- WHAT IS EXPECTED: Hunt for the word "label" across the entries below, copying each line that holds it.

- SUPPLIED ENTRIES:
*** Block opens ***

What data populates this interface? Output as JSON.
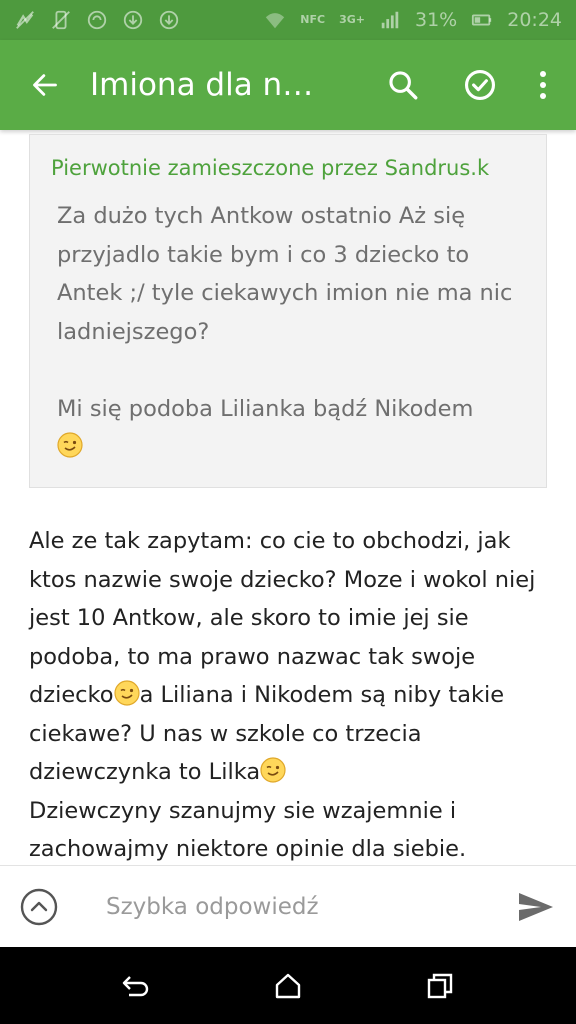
{
  "status_bar": {
    "network": "3G+",
    "nfc": "NFC",
    "battery": "31%",
    "time": "20:24"
  },
  "app_bar": {
    "title": "Imiona dla na…",
    "icons": [
      "back-arrow-icon",
      "search-icon",
      "check-circle-icon",
      "more-vert-icon"
    ]
  },
  "quote": {
    "author_line": "Pierwotnie zamieszczone przez Sandrus.k",
    "text": "Za dużo tych Antkow ostatnio Aż się przyjadlo takie bym i co 3 dziecko to Antek ;/ tyle ciekawych imion nie ma nic ladniejszego?\n\nMi się podoba Lilianka bądź Nikodem"
  },
  "post": {
    "part1": "Ale ze tak zapytam: co cie to obchodzi, jak ktos nazwie swoje dziecko? Moze i wokol niej jest 10 Antkow, ale skoro to imie jej sie podoba, to ma prawo nazwac tak swoje dziecko",
    "part2": "a Liliana i Nikodem są niby takie ciekawe? U nas w szkole co trzecia dziewczynka to Lilka",
    "part3": "Dziewczyny szanujmy sie wzajemnie i zachowajmy niektore opinie dla siebie."
  },
  "reply": {
    "placeholder": "Szybka odpowiedź"
  },
  "colors": {
    "status_bar": "#4e9a3e",
    "app_bar": "#5aac46",
    "accent": "#4ea23c",
    "quote_bg": "#f3f3f3"
  }
}
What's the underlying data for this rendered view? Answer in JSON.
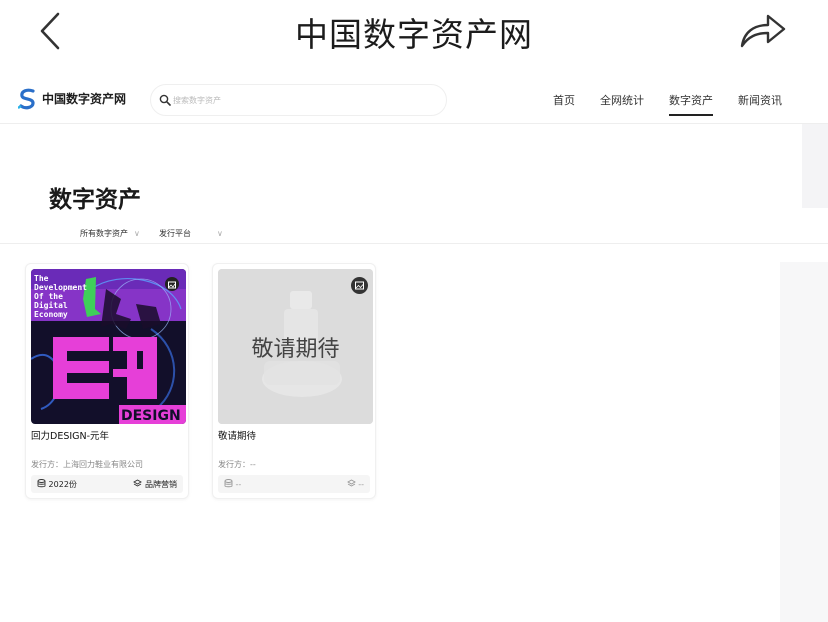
{
  "appbar": {
    "title": "中国数字资产网",
    "back_icon": "chevron-left-icon",
    "share_icon": "share-icon"
  },
  "header": {
    "logo_text": "中国数字资产网",
    "search_placeholder": "搜索数字资产",
    "nav": [
      {
        "label": "首页"
      },
      {
        "label": "全网统计"
      },
      {
        "label": "数字资产",
        "active": true
      },
      {
        "label": "新闻资讯"
      }
    ]
  },
  "page": {
    "title": "数字资产"
  },
  "filters": [
    {
      "label": "所有数字资产"
    },
    {
      "label": "发行平台"
    }
  ],
  "cards": [
    {
      "name": "回力DESIGN-元年",
      "issuer": "发行方：上海回力鞋业有限公司",
      "year": "2022份",
      "category": "品牌营销",
      "image_text": [
        "The",
        "Development",
        "Of the",
        "Digital",
        "Economy"
      ],
      "design_text": "DESIGN",
      "colors": {
        "magenta": "#e63fd8",
        "dark": "#120f2a"
      }
    },
    {
      "name": "敬请期待",
      "issuer": "发行方：--",
      "year": "--",
      "category": "--",
      "placeholder_text": "敬请期待"
    }
  ]
}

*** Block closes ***

- REPLY:
        "label": "首页"
        "label": "全网统计"
        "label": "数字资产",
        "label": "新闻资讯"
      "label": "所有数字资产"
      "label": "发行平台"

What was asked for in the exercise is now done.